Friday saw the first real activity on a Phase III Innovation Platform – the workshop for the Detection and Identification of Infectious Diseases. This had been put together by Brain and Lisa with lots of help from Zahid – David G, Merlin, Emily and Jackie also helped out on the day. Aside from a boring input by the first speaker, I think we did a great job, all the way from briefing the speakers, selecting the attendees and choosing the location (changed when the attendance got big) to listening to the oddest responses. We have come to describe the first few meetings in a new field as “bring out your dead time” because people don’t immediately engage in the offered ideas but mishear or misinterpret them within their own frame of reference. Thus, people asked questions that had been answered in the talks or already asked in very similar terms. Aside from one guy from GE Healthcare – who was in serious “I have done all this, I know important people” mode – everyone was very keen for us to progress the idea and develop a platform proposal.

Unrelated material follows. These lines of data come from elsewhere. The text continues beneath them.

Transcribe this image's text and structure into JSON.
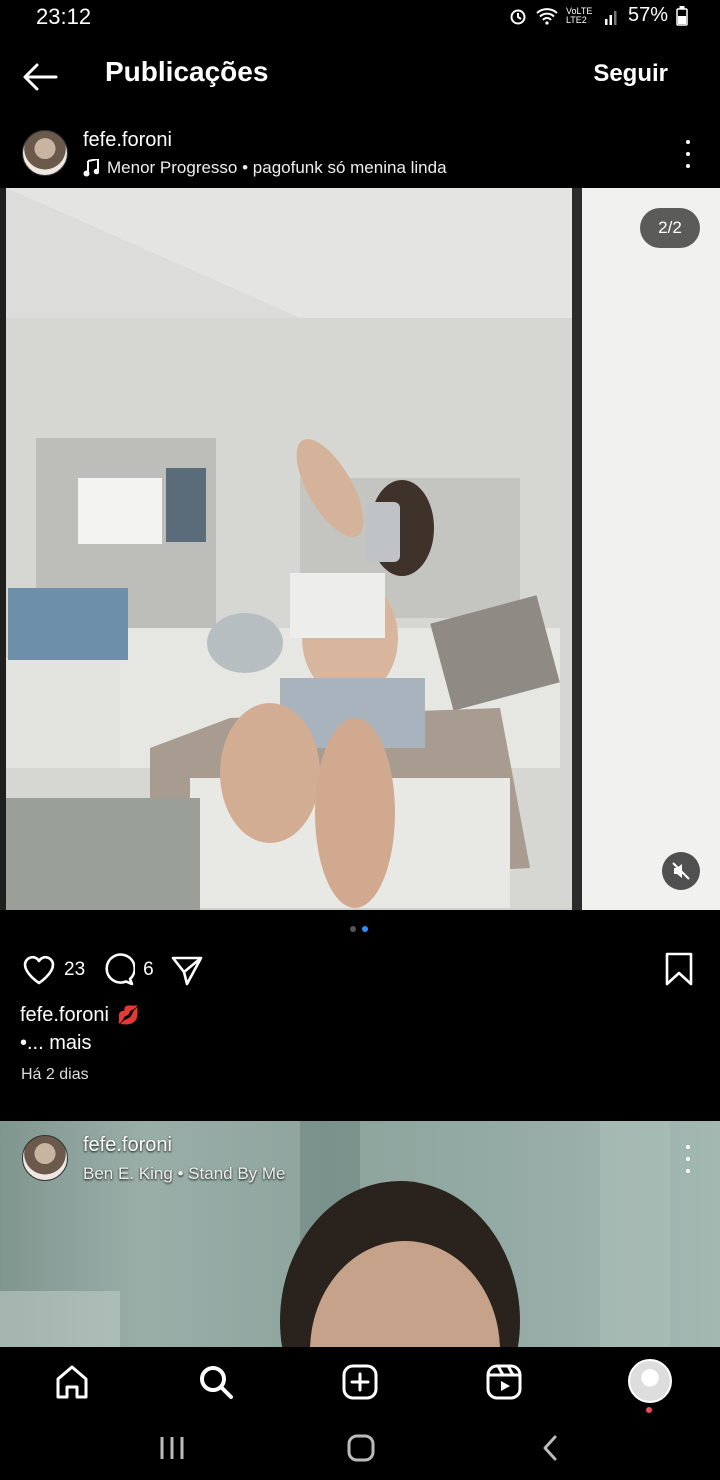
{
  "status_bar": {
    "time": "23:12",
    "network": "VoLTE LTE2",
    "battery": "57%"
  },
  "header": {
    "title": "Publicações",
    "follow_label": "Seguir"
  },
  "post1": {
    "username": "fefe.foroni",
    "audio": "Menor Progresso • pagofunk só menina linda",
    "counter": "2/2",
    "likes": "23",
    "comments": "6",
    "caption_user": "fefe.foroni",
    "caption_emoji": "💋",
    "caption_more": "•... mais",
    "time_ago": "Há 2 dias",
    "carousel_index": 2,
    "carousel_total": 2
  },
  "post2": {
    "username": "fefe.foroni",
    "audio": "Ben E. King • Stand By Me"
  },
  "icons": [
    "back-arrow-icon",
    "music-note-icon",
    "kebab-icon",
    "mute-icon",
    "heart-icon",
    "comment-icon",
    "share-icon",
    "bookmark-icon",
    "home-icon",
    "search-icon",
    "create-icon",
    "reels-icon",
    "profile-icon",
    "recents-icon",
    "home-circle-icon",
    "back-chevron-icon"
  ],
  "colors": {
    "background": "#000000",
    "accent": "#2b8ff6",
    "notification_dot": "#ed4956"
  }
}
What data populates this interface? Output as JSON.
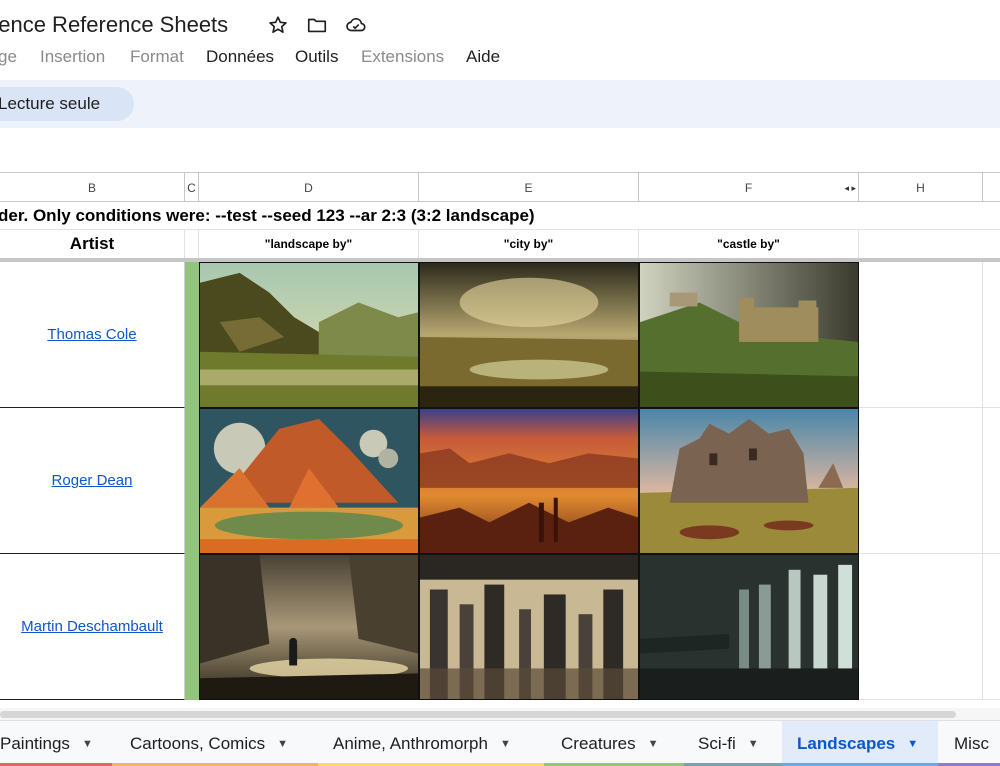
{
  "app": {
    "doc_title": "uence Reference Sheets",
    "icons": [
      "star-icon",
      "folder-icon",
      "cloud-icon"
    ]
  },
  "menu": [
    {
      "label": "ge",
      "enabled": false
    },
    {
      "label": "Insertion",
      "enabled": false
    },
    {
      "label": "Format",
      "enabled": false
    },
    {
      "label": "Données",
      "enabled": true
    },
    {
      "label": "Outils",
      "enabled": true
    },
    {
      "label": "Extensions",
      "enabled": false
    },
    {
      "label": "Aide",
      "enabled": true
    }
  ],
  "toolbar": {
    "readonly_label": "Lecture seule"
  },
  "columns": [
    "B",
    "C",
    "D",
    "E",
    "F",
    "H"
  ],
  "sheet": {
    "row1_text": "der. Only conditions were:  --test --seed 123 --ar 2:3 (3:2 landscape)",
    "headers": {
      "artist": "Artist",
      "d": "\"landscape by\"",
      "e": "\"city by\"",
      "f": "\"castle by\""
    },
    "rows": [
      {
        "artist": "Thomas Cole"
      },
      {
        "artist": "Roger Dean"
      },
      {
        "artist": "Martin Deschambault"
      }
    ]
  },
  "tabs": [
    {
      "label": "Paintings",
      "color": "#e06666",
      "active": false
    },
    {
      "label": "Cartoons, Comics",
      "color": "#f6b26b",
      "active": false
    },
    {
      "label": "Anime, Anthromorph",
      "color": "#ffd966",
      "active": false
    },
    {
      "label": "Creatures",
      "color": "#93c47d",
      "active": false
    },
    {
      "label": "Sci-fi",
      "color": "#76a5af",
      "active": false
    },
    {
      "label": "Landscapes",
      "color": "#6fa8dc",
      "active": true
    },
    {
      "label": "Misc",
      "color": "#8e7cc3",
      "active": false
    }
  ],
  "colors": {
    "accent": "#0b57d0",
    "link": "#1155cc",
    "column_c_fill": "#93c47d",
    "toolbar_bg": "#eef3fb"
  }
}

We finished early, so I hoofed off to Marylebone to catch an early train home. 90 minutes later, I was back at Marylebone, having got as far as Sudbury before we learned that someone had driven a tall lorry into the bridge at South Ruislip and damaged it. As luck would have it we got back to the station as the train to Kidderminster was announced, so we all got seats on the train that went to Aylesbury first before backing down the line to Princes Risborough and resuming the trip to Warwick. The normal 90 minute train journey taking 4 hours – a felt a strong bond with my colleagues who deal with GWR on a daily basis!!